Flying into Charlotte, North Carolina for the first time, watching the lush green carpet of vegetation roll out to the horizon, I was struck by the double-edged sword of such abundant and fertile land. I was there to attend the Southern Obesity Summit as a representative of National PTA, and the term “Plague of Plenty” seemed to resonate as we touched down amid blue skies and a deep, moist green rarely seen in drought-stricken Texas. As many of you know, the American South is at the frontline of the “Obesity Epidemic,” both in term of it impacts and innovative solutions. With representatives from government, nonprofits and health-related businesses attending the Summit, there would be lots of opportunities to learn, to collaborate and to be inspired. Most of all, this year’s focus on youth advocates promised a fresh perspective and, especially for PTA, a new model of engagement to bring more young people into the process.
So, the potential for me to learn and partner, and to bring those connections back to PTA, was not unexpected. But I will confess to being totally amazed by the level of interest in PTA and the role of parents in the process of fighting obesity. I could not cross a hallway or lobby without one conversation after another with leaders who were interested in partnering with PTA. From the USDA to physical activity advocates to health professionals, PTA was seen as a critical partner at every turn. And, in truth, it is! Because without parent engagement, without the support of families and schools, we will not be able to turn the tide of this “Plague of Plenty.” The work we do as volunteer advocates and as parents is critical to creating a healthy environment where our children can succeed in school, and in life.
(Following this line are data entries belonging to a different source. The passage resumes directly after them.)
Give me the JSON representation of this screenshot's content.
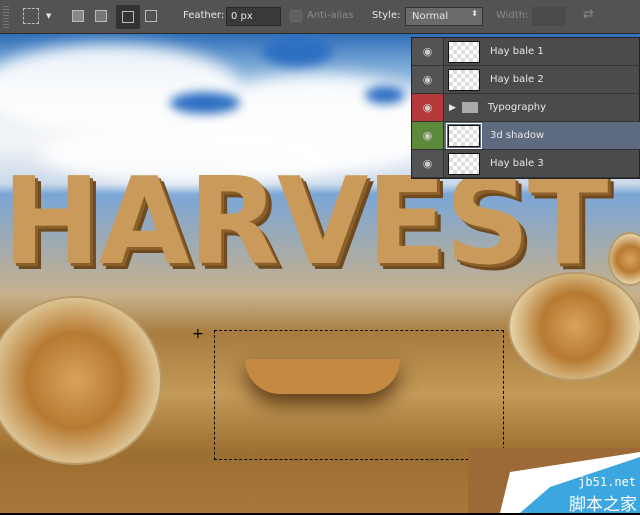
{
  "toolbar": {
    "feather_label": "Feather:",
    "feather_value": "0 px",
    "antialias_label": "Anti-alias",
    "style_label": "Style:",
    "style_value": "Normal",
    "width_label": "Width:"
  },
  "canvas": {
    "artwork_text": "HARVEST"
  },
  "layers": [
    {
      "name": "Hay bale 1",
      "eye_color": "#535353",
      "selected": false
    },
    {
      "name": "Hay bale 2",
      "eye_color": "#535353",
      "selected": false
    },
    {
      "name": "Typography",
      "eye_color": "#b5393b",
      "selected": false,
      "type": "group"
    },
    {
      "name": "3d shadow",
      "eye_color": "#5d8a3a",
      "selected": true
    },
    {
      "name": "Hay bale 3",
      "eye_color": "#535353",
      "selected": false
    }
  ],
  "watermark": {
    "url": "jb51.net",
    "name": "脚本之家"
  }
}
I know those are very big goals, but we can only lead from the front. Here are a few take-aways you may find useful.
1. The mayor’s roundtable discussion was positively enlightening. Mayor Anthony Foxx of Charlotte, North Carolina; Mayor Karl Dean of Nashville, Tennessee; and Mayor Chip Johnson of Hernando, Mississippi shared their successes and their motivation for becoming healthy community crusaders. One thing they all agreed upon: Policymakers (read: politicians) need more than just a personal conviction that healthy communities are more successful; they need STATISTICS. Changing zoning laws, spending money on parks and green space, requiring government agencies to serve healthy food all require political will and public money, and evidence-based policies are always an easier sell.
2. Engaging not just parents, but also YOUTH, is the way forward in middle and high schools. Not only is this strategy more effective—city officials, school boards and local principals seem to be much more receptive to student-led initiatives—it also creates the advocates of tomorrow. Besides, we all know that our young people will not eat their veggies just because we say so, but they will lead the way if we teach them why.
3. Don’t forget local healthcare partners! Doctors and nurses went out of their way to offer the hand of partnership, and each of them asked only to be invited to share their knowledge and passion for child health with their local schools. Extend the invitation, please. This can be as simple as an opportunity to present at a PTA meeting, sponsor a table at a Family Fitness Night, donate to a Fun Run—there are lots of possibilities, and most healthcare providers would jump at the chance to support their local schools and promote their life’s work at the same time.
Next year’s Southern Obesity Summit will be hosted in Nashville, Tennessee, and I hope to be there and to bring you another report of great ideas and wonderful collaborations, maybe set to music. Would “Plague of Plenty” work as a country song?
Christine Jovanovic, guest PTA One Voice contributor, is the Healthy Lifestyles Chair of the Texas PTA. Contact Christine at email@example.com.